I found the game more puzzle focused than Batman with ample opportunity to take advantage of the large group of characters I have access to at any one time, that is, when the AI wasn’t throwing them off cliffs. The range of talents that are accessible with each character make short work of most puzzles, with Ghimli smashing and getting thrown around at every opportunity. Sam does a lot of fire starting and Legolas a lot of posing and shooting. I especially enjoyed forging special items from Mithril and collecting eggs, tomatoes and fishes for a lovely cooked breakfast – never mind that there’s Ring Wraiths waiting round the corner.

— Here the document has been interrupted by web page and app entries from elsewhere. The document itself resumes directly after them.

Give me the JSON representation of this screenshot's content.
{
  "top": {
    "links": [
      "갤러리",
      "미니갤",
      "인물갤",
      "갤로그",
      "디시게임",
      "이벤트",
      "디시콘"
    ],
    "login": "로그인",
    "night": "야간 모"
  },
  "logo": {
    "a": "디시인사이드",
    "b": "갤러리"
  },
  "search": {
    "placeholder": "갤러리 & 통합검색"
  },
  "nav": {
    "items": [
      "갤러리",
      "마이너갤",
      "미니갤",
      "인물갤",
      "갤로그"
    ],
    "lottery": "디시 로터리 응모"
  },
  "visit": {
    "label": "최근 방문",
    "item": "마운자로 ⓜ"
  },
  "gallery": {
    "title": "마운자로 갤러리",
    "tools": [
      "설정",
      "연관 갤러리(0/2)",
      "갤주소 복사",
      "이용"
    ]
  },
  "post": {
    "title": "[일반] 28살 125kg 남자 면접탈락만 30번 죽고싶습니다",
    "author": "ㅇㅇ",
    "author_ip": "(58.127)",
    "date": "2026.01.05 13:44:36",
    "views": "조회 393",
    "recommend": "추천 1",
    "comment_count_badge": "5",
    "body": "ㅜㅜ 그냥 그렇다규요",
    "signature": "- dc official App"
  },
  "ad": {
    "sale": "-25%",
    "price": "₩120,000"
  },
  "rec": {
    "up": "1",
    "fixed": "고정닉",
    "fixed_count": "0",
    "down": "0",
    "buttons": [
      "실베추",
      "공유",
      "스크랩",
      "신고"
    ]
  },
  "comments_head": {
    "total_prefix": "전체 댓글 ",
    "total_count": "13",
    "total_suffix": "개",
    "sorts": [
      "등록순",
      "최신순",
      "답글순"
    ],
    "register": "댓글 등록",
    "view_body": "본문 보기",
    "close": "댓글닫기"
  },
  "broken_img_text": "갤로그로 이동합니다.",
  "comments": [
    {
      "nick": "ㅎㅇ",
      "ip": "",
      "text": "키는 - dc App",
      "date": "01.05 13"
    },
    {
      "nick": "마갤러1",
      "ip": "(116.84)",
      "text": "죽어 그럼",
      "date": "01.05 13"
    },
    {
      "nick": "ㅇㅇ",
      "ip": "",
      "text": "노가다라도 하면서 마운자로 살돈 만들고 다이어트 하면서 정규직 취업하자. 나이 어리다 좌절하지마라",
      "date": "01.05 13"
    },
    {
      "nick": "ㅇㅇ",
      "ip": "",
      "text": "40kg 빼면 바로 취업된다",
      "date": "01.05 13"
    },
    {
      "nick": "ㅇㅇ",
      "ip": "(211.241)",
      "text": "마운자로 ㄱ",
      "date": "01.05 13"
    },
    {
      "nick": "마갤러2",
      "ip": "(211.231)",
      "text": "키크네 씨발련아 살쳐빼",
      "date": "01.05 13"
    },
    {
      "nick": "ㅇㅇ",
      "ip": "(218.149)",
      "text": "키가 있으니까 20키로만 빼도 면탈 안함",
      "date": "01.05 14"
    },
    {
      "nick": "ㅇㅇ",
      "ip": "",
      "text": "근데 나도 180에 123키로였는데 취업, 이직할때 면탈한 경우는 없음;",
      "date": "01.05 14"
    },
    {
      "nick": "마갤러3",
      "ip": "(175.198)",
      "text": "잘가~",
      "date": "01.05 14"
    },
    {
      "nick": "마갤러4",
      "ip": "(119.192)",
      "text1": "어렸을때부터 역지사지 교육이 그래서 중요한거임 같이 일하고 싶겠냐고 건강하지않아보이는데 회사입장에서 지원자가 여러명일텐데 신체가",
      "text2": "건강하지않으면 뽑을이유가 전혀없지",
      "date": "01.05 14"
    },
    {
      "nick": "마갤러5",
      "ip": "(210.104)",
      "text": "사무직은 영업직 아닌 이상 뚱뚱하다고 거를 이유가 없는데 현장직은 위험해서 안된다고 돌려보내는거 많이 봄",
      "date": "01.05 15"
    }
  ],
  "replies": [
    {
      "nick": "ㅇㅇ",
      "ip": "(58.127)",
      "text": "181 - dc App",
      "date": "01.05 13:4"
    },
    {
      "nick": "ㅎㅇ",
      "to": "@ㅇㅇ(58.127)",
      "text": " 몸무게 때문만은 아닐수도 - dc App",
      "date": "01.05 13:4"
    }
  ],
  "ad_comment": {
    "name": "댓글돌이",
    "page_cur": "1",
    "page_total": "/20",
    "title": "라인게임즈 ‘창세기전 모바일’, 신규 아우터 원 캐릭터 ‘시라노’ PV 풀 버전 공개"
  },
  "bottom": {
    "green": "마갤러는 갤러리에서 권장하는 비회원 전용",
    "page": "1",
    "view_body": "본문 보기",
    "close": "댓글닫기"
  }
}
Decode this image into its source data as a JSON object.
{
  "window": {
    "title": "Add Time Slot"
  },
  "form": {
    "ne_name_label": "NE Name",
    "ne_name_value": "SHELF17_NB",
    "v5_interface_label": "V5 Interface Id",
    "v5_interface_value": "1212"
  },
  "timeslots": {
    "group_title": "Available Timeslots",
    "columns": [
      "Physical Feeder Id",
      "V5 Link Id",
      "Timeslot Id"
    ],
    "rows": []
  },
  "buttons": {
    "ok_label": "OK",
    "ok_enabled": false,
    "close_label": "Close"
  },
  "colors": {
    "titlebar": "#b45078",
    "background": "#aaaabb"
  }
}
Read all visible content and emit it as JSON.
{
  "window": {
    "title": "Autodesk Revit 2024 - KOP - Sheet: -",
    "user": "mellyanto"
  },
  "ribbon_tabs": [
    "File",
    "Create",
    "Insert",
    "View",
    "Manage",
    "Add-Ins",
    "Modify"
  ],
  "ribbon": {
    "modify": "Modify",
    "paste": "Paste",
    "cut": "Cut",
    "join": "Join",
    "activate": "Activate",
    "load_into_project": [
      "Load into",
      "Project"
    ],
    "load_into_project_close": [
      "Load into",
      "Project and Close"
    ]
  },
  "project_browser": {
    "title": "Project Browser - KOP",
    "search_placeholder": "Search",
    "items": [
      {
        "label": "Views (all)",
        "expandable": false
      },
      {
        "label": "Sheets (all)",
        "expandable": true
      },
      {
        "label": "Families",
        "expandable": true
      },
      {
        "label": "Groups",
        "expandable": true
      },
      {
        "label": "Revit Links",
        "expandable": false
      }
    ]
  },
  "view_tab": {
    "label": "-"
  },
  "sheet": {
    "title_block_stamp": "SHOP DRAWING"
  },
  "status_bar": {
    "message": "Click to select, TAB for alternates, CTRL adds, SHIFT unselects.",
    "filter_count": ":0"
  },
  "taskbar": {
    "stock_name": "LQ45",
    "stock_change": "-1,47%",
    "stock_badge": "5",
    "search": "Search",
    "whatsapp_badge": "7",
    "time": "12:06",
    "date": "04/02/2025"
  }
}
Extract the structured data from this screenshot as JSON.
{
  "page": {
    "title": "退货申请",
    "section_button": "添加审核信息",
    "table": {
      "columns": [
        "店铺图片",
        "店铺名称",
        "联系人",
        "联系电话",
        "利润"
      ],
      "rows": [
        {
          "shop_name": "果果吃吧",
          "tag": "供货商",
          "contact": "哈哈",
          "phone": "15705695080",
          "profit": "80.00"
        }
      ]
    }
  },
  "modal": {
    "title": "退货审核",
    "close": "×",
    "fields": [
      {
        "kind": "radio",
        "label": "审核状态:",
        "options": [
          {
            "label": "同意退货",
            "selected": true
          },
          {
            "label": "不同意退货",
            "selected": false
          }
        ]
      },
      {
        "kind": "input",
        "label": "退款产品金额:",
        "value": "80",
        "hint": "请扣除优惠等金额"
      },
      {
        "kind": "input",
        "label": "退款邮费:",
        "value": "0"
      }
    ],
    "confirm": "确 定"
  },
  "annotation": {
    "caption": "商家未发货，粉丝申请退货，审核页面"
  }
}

Gollum and the One ring melting in the flames of Mount Doom is by no means the end of this game. The war of the ring and the linear campaign maybe over but my time in Middle-earth has just started as the post campaign content is awesome and includes some of the best puzzles and coolest characters. While I ploughed through the campaign in around 9 hours I think Lego LOTR’s open world could easily eat at least 40-plus hours of my time.
Elf dating site is work in progress
Playing Lego LOTR on my PC – thanks Steelseries for the wireless controller  and saving me from imminent carpal tunnel agony – I came across bugs galore in my review copy. For instance, there are sketchy sound levels, whacked camera angles and various character selection issues being just a few of the criticisms. I couldn’t even get the game to play full screen even after endless fiddling. Boo for console ports!
Overall, Lego LOTR is more mature and slightly bleaker than previous offerings. There's the usual Lego over polished look of the characters and backgrounds that's complemented by voice acting lifted straight from the movies. Together with cinematic cuts scenes, this game is definitely more of a homage to the films rather than a reinterpretation of Tolkien’s books, but with this amount of creativity and charm I’m not going to complain.
The Reg Verdict
Lego Lord of the Rings offers engaging gameplay with an innovative structure and an amazing open world Middle-earth. While the game is unfortunately beset by technical blunders, it still comes together as the best offering from the Lego franchise, until at least March when The Hobbit receives similar treatment. ®